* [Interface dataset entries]
################

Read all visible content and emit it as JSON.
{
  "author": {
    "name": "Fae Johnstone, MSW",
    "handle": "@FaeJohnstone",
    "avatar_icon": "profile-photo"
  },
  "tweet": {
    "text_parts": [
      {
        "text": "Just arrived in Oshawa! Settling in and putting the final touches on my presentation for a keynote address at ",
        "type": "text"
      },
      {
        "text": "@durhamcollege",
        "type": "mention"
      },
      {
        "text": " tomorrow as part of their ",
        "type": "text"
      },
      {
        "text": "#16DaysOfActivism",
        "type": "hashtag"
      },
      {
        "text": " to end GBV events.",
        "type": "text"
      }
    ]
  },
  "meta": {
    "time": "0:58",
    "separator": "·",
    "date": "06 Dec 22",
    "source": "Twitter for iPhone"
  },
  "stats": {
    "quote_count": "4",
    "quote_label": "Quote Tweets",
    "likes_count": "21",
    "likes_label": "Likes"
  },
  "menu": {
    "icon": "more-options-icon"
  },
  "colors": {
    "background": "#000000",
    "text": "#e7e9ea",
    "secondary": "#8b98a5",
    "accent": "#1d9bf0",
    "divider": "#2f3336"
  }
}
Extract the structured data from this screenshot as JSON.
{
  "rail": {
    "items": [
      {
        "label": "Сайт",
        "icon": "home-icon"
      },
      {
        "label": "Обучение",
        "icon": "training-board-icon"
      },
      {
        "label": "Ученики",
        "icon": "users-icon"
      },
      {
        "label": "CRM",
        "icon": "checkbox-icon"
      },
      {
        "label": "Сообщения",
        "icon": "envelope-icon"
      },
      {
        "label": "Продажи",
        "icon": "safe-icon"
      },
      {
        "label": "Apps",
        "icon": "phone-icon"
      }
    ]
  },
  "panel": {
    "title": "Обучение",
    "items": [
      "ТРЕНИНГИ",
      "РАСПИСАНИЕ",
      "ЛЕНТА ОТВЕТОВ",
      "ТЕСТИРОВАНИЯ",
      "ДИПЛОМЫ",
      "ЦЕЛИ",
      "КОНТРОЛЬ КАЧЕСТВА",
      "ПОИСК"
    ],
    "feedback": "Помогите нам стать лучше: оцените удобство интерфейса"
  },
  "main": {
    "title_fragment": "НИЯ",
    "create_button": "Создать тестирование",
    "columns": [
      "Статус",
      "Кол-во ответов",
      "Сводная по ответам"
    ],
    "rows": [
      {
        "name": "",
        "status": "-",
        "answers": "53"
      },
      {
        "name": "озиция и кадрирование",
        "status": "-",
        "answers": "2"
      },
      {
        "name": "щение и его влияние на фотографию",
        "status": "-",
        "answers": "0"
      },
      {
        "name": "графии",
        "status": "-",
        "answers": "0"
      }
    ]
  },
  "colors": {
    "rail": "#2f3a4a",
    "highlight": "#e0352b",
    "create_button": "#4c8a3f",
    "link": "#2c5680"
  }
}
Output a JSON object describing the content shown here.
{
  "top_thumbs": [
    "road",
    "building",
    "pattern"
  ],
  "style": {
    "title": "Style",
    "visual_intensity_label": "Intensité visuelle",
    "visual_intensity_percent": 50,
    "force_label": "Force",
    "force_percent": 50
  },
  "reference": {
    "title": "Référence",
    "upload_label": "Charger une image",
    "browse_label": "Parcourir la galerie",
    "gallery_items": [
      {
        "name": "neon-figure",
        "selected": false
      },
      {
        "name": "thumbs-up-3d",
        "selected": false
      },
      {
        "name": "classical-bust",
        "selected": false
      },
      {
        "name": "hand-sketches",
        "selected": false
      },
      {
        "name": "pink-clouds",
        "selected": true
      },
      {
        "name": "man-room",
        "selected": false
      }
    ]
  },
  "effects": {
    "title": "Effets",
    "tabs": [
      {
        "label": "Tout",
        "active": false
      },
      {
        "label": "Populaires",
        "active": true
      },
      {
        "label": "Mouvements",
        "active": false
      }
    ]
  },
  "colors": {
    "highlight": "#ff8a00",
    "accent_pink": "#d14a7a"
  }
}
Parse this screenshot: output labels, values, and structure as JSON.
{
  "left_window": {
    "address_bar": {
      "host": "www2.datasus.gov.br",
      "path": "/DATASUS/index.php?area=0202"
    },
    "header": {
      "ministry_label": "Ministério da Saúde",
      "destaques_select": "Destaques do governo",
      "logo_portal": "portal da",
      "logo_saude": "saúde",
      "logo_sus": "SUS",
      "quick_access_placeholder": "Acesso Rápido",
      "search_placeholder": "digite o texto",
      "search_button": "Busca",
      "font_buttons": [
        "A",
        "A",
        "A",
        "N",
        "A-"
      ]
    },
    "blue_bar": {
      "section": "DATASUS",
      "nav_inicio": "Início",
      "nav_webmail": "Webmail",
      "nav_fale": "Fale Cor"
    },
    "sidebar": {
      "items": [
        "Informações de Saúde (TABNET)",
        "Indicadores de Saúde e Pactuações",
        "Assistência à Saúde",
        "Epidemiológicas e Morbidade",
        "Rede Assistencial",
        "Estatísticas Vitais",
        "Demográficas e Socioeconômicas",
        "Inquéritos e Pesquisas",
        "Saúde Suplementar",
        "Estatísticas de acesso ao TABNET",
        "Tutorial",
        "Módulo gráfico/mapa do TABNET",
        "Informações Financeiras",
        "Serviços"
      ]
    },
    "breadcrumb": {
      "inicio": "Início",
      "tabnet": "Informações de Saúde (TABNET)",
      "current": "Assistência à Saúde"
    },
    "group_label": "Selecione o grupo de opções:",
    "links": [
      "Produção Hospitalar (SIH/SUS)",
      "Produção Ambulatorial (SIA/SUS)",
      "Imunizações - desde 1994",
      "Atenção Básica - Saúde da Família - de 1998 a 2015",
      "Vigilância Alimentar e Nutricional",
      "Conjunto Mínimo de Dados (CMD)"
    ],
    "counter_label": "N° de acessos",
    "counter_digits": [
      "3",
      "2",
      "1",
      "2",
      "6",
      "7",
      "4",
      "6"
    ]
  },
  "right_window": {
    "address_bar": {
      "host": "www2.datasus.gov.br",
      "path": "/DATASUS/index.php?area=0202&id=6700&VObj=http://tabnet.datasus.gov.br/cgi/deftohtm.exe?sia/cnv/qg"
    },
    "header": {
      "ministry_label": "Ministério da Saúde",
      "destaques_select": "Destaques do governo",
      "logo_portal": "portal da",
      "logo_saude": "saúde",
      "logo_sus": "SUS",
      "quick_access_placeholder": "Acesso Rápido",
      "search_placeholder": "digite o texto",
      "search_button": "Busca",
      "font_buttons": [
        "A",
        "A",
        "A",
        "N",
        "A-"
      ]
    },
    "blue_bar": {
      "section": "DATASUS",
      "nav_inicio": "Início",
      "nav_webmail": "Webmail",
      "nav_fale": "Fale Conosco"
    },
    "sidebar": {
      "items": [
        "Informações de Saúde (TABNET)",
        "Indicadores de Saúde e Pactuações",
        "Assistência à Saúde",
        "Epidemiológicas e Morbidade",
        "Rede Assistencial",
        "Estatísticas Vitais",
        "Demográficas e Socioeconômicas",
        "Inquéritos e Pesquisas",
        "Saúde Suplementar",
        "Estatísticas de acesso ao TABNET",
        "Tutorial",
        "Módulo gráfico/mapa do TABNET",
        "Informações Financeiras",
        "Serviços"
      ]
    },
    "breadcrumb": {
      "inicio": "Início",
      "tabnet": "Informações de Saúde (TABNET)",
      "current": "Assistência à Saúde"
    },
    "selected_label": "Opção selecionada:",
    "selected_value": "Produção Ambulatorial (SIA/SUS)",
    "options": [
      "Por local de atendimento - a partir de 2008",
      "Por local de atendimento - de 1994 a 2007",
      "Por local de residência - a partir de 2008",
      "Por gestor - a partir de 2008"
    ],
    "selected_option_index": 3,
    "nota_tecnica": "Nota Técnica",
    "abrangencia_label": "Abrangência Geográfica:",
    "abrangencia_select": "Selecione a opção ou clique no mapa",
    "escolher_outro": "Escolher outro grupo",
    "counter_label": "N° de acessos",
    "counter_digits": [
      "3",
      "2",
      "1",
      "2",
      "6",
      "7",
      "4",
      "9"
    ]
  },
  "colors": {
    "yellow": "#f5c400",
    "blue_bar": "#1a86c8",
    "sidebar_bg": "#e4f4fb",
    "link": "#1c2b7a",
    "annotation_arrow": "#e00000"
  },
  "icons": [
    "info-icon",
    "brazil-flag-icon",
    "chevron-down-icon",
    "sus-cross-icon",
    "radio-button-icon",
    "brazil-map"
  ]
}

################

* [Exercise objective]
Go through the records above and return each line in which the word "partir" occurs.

* [Answer]
      "Por local de atendimento - a partir de 2008",
      "Por local de residência - a partir de 2008",
      "Por gestor - a partir de 2008"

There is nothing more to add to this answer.